*Task:*
Print the entries verbatim, leaving out the images they contain.

Website and app data records
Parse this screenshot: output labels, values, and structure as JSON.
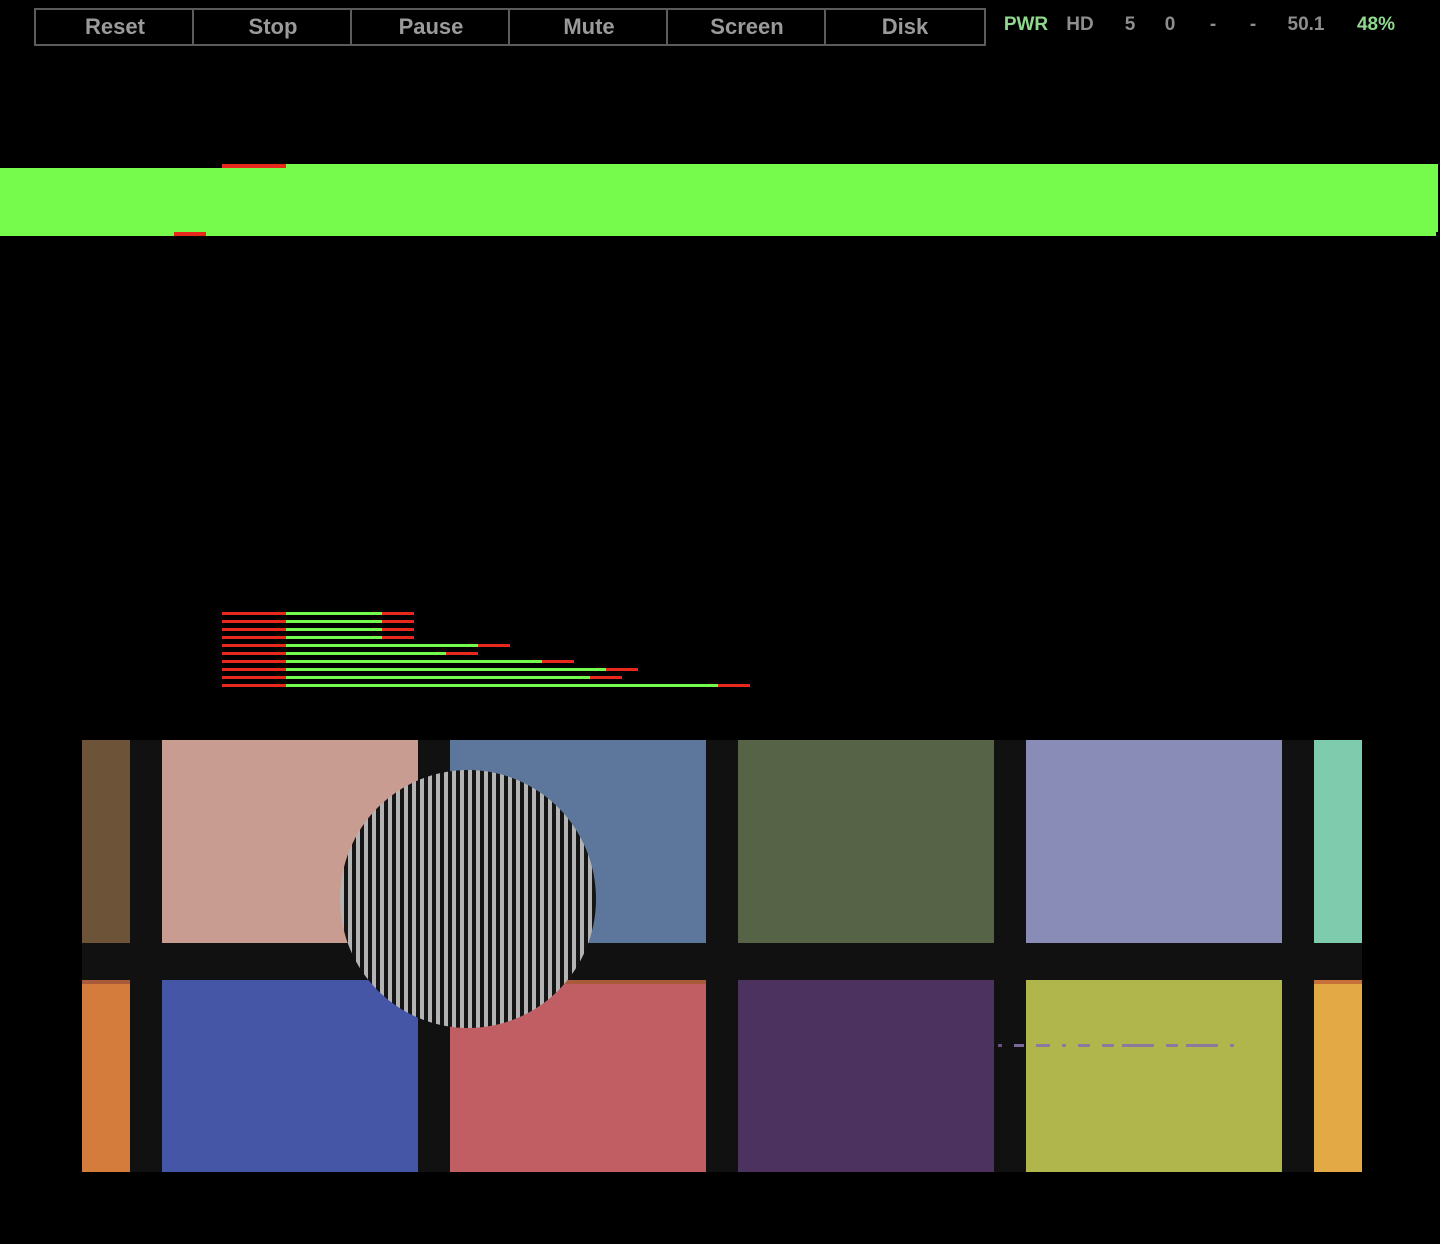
{
  "toolbar": {
    "buttons": [
      "Reset",
      "Stop",
      "Pause",
      "Mute",
      "Screen",
      "Disk"
    ],
    "status": {
      "power": "PWR",
      "hd": "HD",
      "value_a": "5",
      "value_b": "0",
      "value_c": "-",
      "value_d": "-",
      "speed": "50.1",
      "percent": "48%"
    }
  },
  "colors": {
    "background": "#000000",
    "stripe_green": "#76fa4b",
    "stripe_red": "#e8281c",
    "status_green": "#8fd98f",
    "status_grey": "#8e8e8e",
    "button_border": "#5c5c5c",
    "button_text": "#9a9a9a",
    "screen_frame": "#111111",
    "tiles": [
      "#6d5337",
      "#c89c91",
      "#5c779b",
      "#566346",
      "#8a8cb8",
      "#7ecbae",
      "#d47c3b",
      "#4456a5",
      "#c05e64",
      "#4c325e",
      "#b0b64c",
      "#e3a944"
    ],
    "disc_light": "#b4b4b4",
    "disc_dark": "#151515"
  },
  "icons": [
    "vertical-stripe-disc"
  ]
}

*Answer for this exercise:*
Parse this screenshot: output labels, values, and structure as JSON.
{
  "toolbar": {
    "buttons": [
      "Reset",
      "Stop",
      "Pause",
      "Mute",
      "Screen",
      "Disk"
    ],
    "status": {
      "power": "PWR",
      "hd": "HD",
      "value_a": "5",
      "value_b": "0",
      "value_c": "-",
      "value_d": "-",
      "speed": "50.1",
      "percent": "48%"
    }
  },
  "colors": {
    "background": "#000000",
    "stripe_green": "#76fa4b",
    "stripe_red": "#e8281c",
    "status_green": "#8fd98f",
    "status_grey": "#8e8e8e",
    "button_border": "#5c5c5c",
    "button_text": "#9a9a9a",
    "screen_frame": "#111111",
    "tiles": [
      "#6d5337",
      "#c89c91",
      "#5c779b",
      "#566346",
      "#8a8cb8",
      "#7ecbae",
      "#d47c3b",
      "#4456a5",
      "#c05e64",
      "#4c325e",
      "#b0b64c",
      "#e3a944"
    ],
    "disc_light": "#b4b4b4",
    "disc_dark": "#151515"
  },
  "icons": [
    "vertical-stripe-disc"
  ]
}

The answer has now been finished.